◆ **WHAT YOU HAVE TO DO**
Find the word "true" in the listing below. Copy every line that has it.

◆ **SUPPLIED DATA**
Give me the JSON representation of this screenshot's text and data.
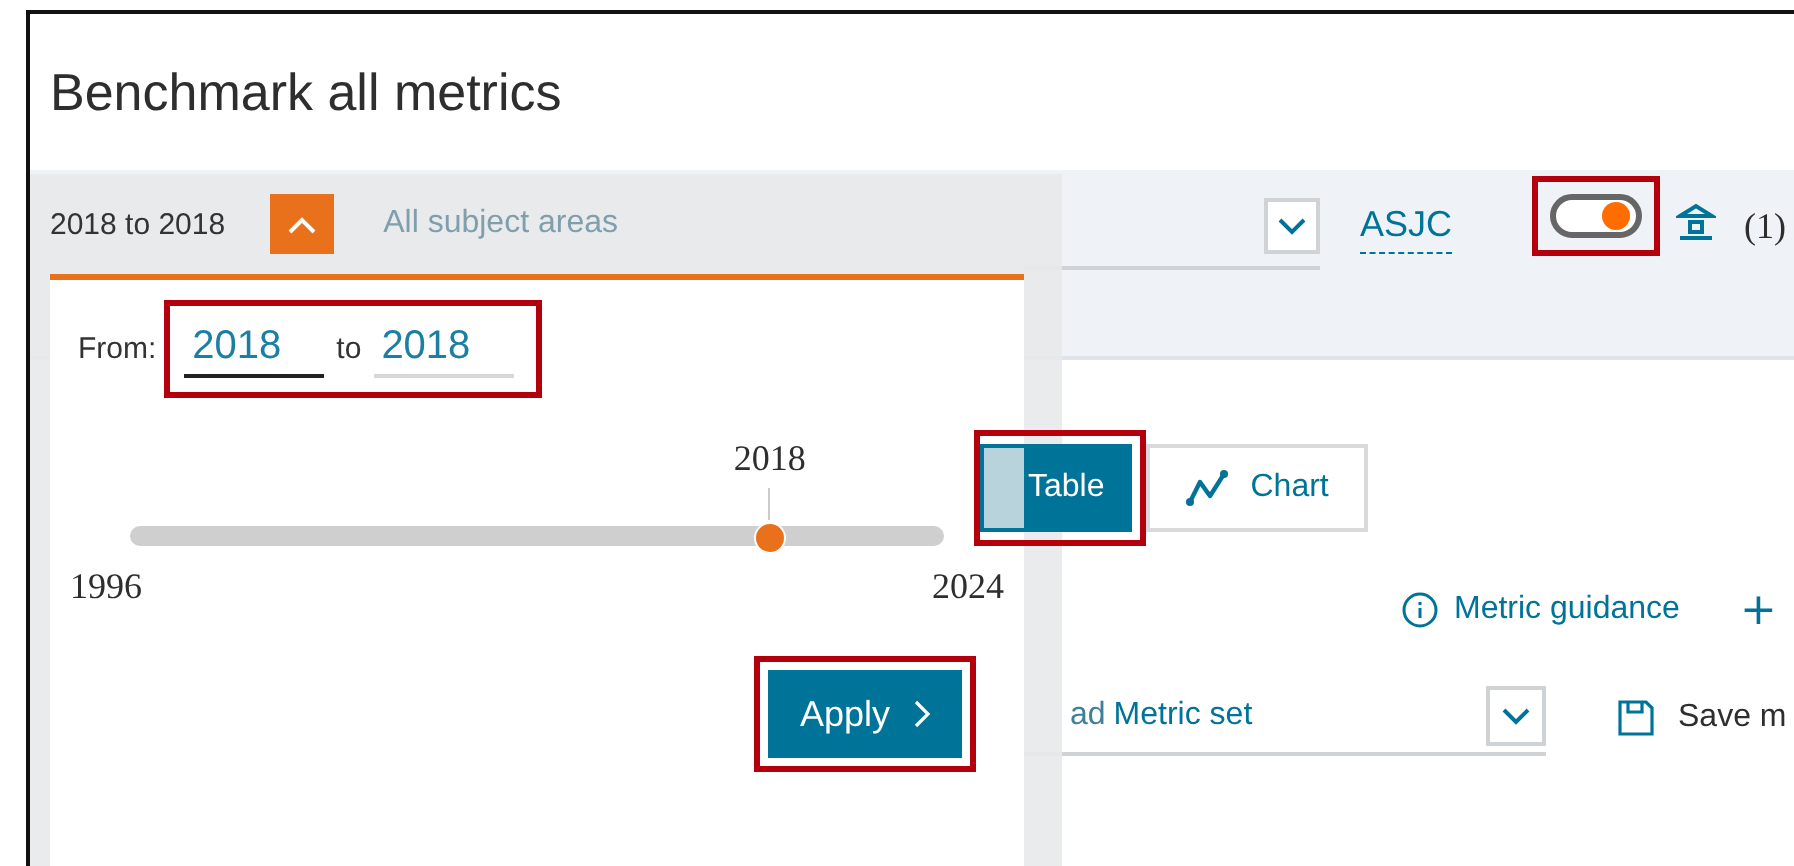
{
  "title": "Benchmark all metrics",
  "filters": {
    "year_range": {
      "value": "2018 to 2018",
      "expanded": true
    },
    "subject_field": {
      "placeholder": "All subject areas"
    },
    "classification_link": "ASJC",
    "toggle": {
      "on": true,
      "highlighted": true
    },
    "institution_count": "(1)"
  },
  "year_picker": {
    "from_label": "From:",
    "from_value": "2018",
    "to_label": "to",
    "to_value": "2018",
    "fields_highlighted": true,
    "slider": {
      "current": "2018",
      "level": 0.786,
      "min": "1996",
      "max": "2024"
    },
    "apply": {
      "label": "Apply",
      "highlighted": true
    }
  },
  "view_buttons": [
    {
      "label": "Table",
      "selected": true,
      "highlighted": true
    },
    {
      "label": "Chart",
      "selected": false,
      "highlighted": false
    }
  ],
  "metric_guidance": "Metric guidance",
  "add_label": "+",
  "metric_set": {
    "prefix": "ad",
    "label": "Metric set"
  },
  "save_label": "Save m"
}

◆ **TASK ANSWER**
      "expanded": true
      "on": true,
      "highlighted": true
    "fields_highlighted": true,
      "highlighted": true
      "selected": true,
      "highlighted": true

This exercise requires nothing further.